I figured, if they put me to sleep, I wouldn’t have to say goodbye to you then.
The thing about changing worlds is that nothing changes if you stay the same.
I ran because I couldn’t lose you, slept so that I wouldn’t feel the pain but here I am crying over my words again.
Goodbye, my dear.
My dear, goodbye…
Mangoes In The Rain
She sat caressing the fruit in the curves of her hand; luscious and naked, the mango sat tantalizingly. She could feel the golden–orange flesh seeping through the windows of her fingers. There was no distance between what she was going to taste and her. She sunk her teeth and then her lips into the sun-kissed sweetness.

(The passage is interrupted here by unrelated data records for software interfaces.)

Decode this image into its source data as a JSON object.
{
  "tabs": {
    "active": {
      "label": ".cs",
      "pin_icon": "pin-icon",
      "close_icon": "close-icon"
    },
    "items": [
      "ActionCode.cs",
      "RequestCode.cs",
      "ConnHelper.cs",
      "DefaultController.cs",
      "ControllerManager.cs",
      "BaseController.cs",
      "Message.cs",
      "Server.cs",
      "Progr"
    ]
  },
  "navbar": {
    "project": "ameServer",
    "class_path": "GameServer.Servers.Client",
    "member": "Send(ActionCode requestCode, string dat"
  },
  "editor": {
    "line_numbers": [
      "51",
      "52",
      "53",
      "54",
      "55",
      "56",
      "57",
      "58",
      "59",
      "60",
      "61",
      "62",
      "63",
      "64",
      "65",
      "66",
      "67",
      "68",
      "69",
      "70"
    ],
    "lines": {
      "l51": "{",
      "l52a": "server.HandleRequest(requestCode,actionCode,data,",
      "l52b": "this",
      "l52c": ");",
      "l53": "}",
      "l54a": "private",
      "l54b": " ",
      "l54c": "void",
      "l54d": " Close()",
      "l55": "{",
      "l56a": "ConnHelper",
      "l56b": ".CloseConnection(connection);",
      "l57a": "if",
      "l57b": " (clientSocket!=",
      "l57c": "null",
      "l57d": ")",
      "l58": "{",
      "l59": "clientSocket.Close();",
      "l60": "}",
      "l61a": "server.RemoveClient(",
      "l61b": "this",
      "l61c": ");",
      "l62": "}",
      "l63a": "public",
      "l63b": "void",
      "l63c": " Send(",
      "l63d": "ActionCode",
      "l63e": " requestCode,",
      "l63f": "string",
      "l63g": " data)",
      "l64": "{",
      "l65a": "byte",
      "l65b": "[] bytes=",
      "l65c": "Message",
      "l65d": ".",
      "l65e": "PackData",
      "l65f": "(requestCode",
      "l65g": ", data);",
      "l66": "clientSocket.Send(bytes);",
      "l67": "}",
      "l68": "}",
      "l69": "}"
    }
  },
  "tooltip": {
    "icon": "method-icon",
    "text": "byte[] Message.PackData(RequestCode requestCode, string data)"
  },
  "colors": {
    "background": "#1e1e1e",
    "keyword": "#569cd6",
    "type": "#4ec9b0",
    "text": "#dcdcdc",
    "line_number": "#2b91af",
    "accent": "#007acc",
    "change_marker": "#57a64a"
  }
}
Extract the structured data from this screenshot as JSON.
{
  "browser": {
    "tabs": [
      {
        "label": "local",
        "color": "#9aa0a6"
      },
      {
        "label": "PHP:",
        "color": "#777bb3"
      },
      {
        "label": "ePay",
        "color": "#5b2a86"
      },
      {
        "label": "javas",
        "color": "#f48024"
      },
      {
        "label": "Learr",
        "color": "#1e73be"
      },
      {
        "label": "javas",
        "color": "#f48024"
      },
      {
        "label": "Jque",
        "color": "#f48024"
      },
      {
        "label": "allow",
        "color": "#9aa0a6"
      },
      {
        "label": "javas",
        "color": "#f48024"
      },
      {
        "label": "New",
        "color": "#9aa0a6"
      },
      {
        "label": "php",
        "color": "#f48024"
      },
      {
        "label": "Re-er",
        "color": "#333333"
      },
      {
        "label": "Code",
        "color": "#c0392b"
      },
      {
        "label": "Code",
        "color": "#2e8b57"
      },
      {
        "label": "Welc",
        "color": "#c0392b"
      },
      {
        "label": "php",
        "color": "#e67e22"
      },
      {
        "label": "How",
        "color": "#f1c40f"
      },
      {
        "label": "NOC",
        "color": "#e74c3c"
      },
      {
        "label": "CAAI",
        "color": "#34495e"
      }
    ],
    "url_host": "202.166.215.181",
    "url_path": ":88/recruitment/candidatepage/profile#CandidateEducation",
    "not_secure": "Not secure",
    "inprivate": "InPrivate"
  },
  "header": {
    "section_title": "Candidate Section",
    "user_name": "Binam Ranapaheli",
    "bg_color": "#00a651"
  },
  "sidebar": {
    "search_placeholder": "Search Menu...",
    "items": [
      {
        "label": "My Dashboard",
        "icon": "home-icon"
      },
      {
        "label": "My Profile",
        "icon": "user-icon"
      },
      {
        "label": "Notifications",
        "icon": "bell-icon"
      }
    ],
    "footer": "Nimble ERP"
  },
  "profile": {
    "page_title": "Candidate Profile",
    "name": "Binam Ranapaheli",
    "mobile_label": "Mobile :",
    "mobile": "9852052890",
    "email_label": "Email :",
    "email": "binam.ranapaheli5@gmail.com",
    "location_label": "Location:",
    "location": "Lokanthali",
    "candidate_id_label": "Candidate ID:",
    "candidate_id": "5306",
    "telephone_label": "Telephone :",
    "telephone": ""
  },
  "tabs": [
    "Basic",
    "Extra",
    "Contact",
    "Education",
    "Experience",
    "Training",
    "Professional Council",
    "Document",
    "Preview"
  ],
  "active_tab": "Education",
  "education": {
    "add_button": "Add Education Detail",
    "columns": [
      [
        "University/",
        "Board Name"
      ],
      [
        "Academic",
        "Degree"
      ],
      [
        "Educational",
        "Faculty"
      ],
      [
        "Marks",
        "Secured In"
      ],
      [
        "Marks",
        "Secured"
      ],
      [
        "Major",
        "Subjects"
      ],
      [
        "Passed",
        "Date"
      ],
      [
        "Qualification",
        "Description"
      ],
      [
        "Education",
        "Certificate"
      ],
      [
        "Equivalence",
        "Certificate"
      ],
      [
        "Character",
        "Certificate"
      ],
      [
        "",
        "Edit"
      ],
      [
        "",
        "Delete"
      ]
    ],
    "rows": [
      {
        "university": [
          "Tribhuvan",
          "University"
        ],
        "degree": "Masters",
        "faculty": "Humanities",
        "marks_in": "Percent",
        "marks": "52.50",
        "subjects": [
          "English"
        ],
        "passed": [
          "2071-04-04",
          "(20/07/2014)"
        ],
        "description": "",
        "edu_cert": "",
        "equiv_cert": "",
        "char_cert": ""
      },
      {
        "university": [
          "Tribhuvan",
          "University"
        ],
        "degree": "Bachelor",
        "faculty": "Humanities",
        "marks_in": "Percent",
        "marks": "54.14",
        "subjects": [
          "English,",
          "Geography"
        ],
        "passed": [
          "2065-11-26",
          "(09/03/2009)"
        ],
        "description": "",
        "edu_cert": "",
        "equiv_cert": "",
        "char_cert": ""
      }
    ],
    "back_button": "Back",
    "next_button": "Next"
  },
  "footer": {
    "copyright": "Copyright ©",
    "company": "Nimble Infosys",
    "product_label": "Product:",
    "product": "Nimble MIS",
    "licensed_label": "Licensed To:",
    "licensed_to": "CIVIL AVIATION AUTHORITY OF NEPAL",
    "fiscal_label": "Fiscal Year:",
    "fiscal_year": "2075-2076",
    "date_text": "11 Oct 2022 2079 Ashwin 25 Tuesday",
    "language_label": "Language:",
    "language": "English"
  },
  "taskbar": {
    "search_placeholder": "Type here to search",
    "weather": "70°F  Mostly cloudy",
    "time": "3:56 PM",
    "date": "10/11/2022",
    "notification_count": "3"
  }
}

It was counter-intuitive to experience divinity through the senses, but that moment couldn’t lie to her. The juices of the mango pulp ran down her fingers in sticky streams, and she licked them off in childlike pleasure. Her eyes were in love with the mango. She ate around the seed. Demolished the peels and sat in awe of how she felt. Satiated.
She looked up to the skies and wanted the rain to release the stains glued to her cheeks and lips. She hadn’t ever eaten so boldly and without inhibition. The rain did as it was told that day. It landed on her pleasure-warmed cheeks and washed the remnants of her sins away. She knew at that moment that she had the immeasurable pleasure of living fully. Head stoked to the sky, she laughed, a deep-rooted smile radiating from her insides.
Even for just that moment, she had lived.